**ASSIGNED TASK**
All records that follow are to be copied exactly, with images omitted.

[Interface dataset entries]
________

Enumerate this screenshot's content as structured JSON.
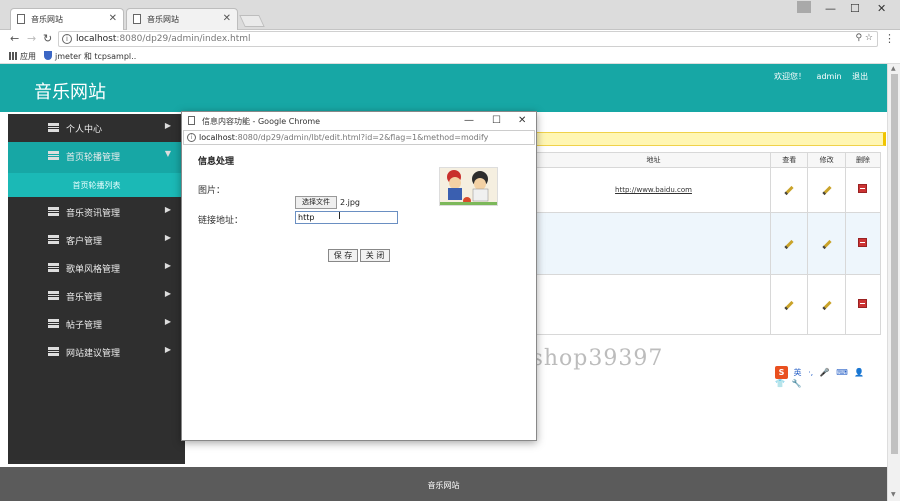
{
  "browser": {
    "tabs": [
      {
        "title": "音乐网站",
        "active": true
      },
      {
        "title": "音乐网站",
        "active": false
      }
    ],
    "window_controls": {
      "minimize": "—",
      "maximize": "☐",
      "close": "✕"
    },
    "url_host": "localhost",
    "url_path": ":8080/dp29/admin/index.html",
    "bookmarks": [
      {
        "label": "应用",
        "icon": "apps-grid-icon"
      },
      {
        "label": "jmeter 和 tcpsampl..",
        "icon": "shield-icon"
      }
    ]
  },
  "site": {
    "title": "音乐网站",
    "header_links": [
      "欢迎您！",
      "admin",
      "退出"
    ],
    "footer": "音乐网站"
  },
  "sidebar": {
    "items": [
      {
        "label": "个人中心",
        "arrow": "▶",
        "active": false
      },
      {
        "label": "首页轮播管理",
        "arrow": "▼",
        "active": true
      },
      {
        "label": "音乐资讯管理",
        "arrow": "▶",
        "active": false
      },
      {
        "label": "客户管理",
        "arrow": "▶",
        "active": false
      },
      {
        "label": "歌单风格管理",
        "arrow": "▶",
        "active": false
      },
      {
        "label": "音乐管理",
        "arrow": "▶",
        "active": false
      },
      {
        "label": "帖子管理",
        "arrow": "▶",
        "active": false
      },
      {
        "label": "网站建议管理",
        "arrow": "▶",
        "active": false
      }
    ],
    "sub_item": "首页轮播列表"
  },
  "table": {
    "headers": [
      "地址",
      "查看",
      "修改",
      "删除"
    ],
    "rows": [
      {
        "address": "http://www.baidu.com"
      },
      {
        "address": ""
      },
      {
        "address": ""
      }
    ]
  },
  "watermark": "https://www.huzhan.com/ishop39397",
  "ime_bar": {
    "logo": "S",
    "items": [
      "英",
      "·,",
      "🎤",
      "⌨",
      "👤",
      "👕",
      "🔧"
    ]
  },
  "popup": {
    "title": "信息内容功能 - Google Chrome",
    "url_host": "localhost",
    "url_path": ":8080/dp29/admin/lbt/edit.html?id=2&flag=1&method=modify",
    "heading": "信息处理",
    "image_label": "图片：",
    "choose_file": "选择文件",
    "file_name": "2.jpg",
    "link_label": "链接地址：",
    "link_value": "http",
    "save": "保 存",
    "close": "关 闭"
  },
  "colors": {
    "header": "#17a7a5",
    "sidebar": "#2f2f2f",
    "footer": "#5b5b5b"
  }
}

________

**OUTPUT**
Enumerate this screenshot's content as structured JSON.
{
  "browser": {
    "tabs": [
      {
        "title": "音乐网站",
        "active": true
      },
      {
        "title": "音乐网站",
        "active": false
      }
    ],
    "window_controls": {
      "minimize": "—",
      "maximize": "☐",
      "close": "✕"
    },
    "url_host": "localhost",
    "url_path": ":8080/dp29/admin/index.html",
    "bookmarks": [
      {
        "label": "应用",
        "icon": "apps-grid-icon"
      },
      {
        "label": "jmeter 和 tcpsampl..",
        "icon": "shield-icon"
      }
    ]
  },
  "site": {
    "title": "音乐网站",
    "header_links": [
      "欢迎您！",
      "admin",
      "退出"
    ],
    "footer": "音乐网站"
  },
  "sidebar": {
    "items": [
      {
        "label": "个人中心",
        "arrow": "▶",
        "active": false
      },
      {
        "label": "首页轮播管理",
        "arrow": "▼",
        "active": true
      },
      {
        "label": "音乐资讯管理",
        "arrow": "▶",
        "active": false
      },
      {
        "label": "客户管理",
        "arrow": "▶",
        "active": false
      },
      {
        "label": "歌单风格管理",
        "arrow": "▶",
        "active": false
      },
      {
        "label": "音乐管理",
        "arrow": "▶",
        "active": false
      },
      {
        "label": "帖子管理",
        "arrow": "▶",
        "active": false
      },
      {
        "label": "网站建议管理",
        "arrow": "▶",
        "active": false
      }
    ],
    "sub_item": "首页轮播列表"
  },
  "table": {
    "headers": [
      "地址",
      "查看",
      "修改",
      "删除"
    ],
    "rows": [
      {
        "address": "http://www.baidu.com"
      },
      {
        "address": ""
      },
      {
        "address": ""
      }
    ]
  },
  "watermark": "https://www.huzhan.com/ishop39397",
  "ime_bar": {
    "logo": "S",
    "items": [
      "英",
      "·,",
      "🎤",
      "⌨",
      "👤",
      "👕",
      "🔧"
    ]
  },
  "popup": {
    "title": "信息内容功能 - Google Chrome",
    "url_host": "localhost",
    "url_path": ":8080/dp29/admin/lbt/edit.html?id=2&flag=1&method=modify",
    "heading": "信息处理",
    "image_label": "图片：",
    "choose_file": "选择文件",
    "file_name": "2.jpg",
    "link_label": "链接地址：",
    "link_value": "http",
    "save": "保 存",
    "close": "关 闭"
  },
  "colors": {
    "header": "#17a7a5",
    "sidebar": "#2f2f2f",
    "footer": "#5b5b5b"
  }
}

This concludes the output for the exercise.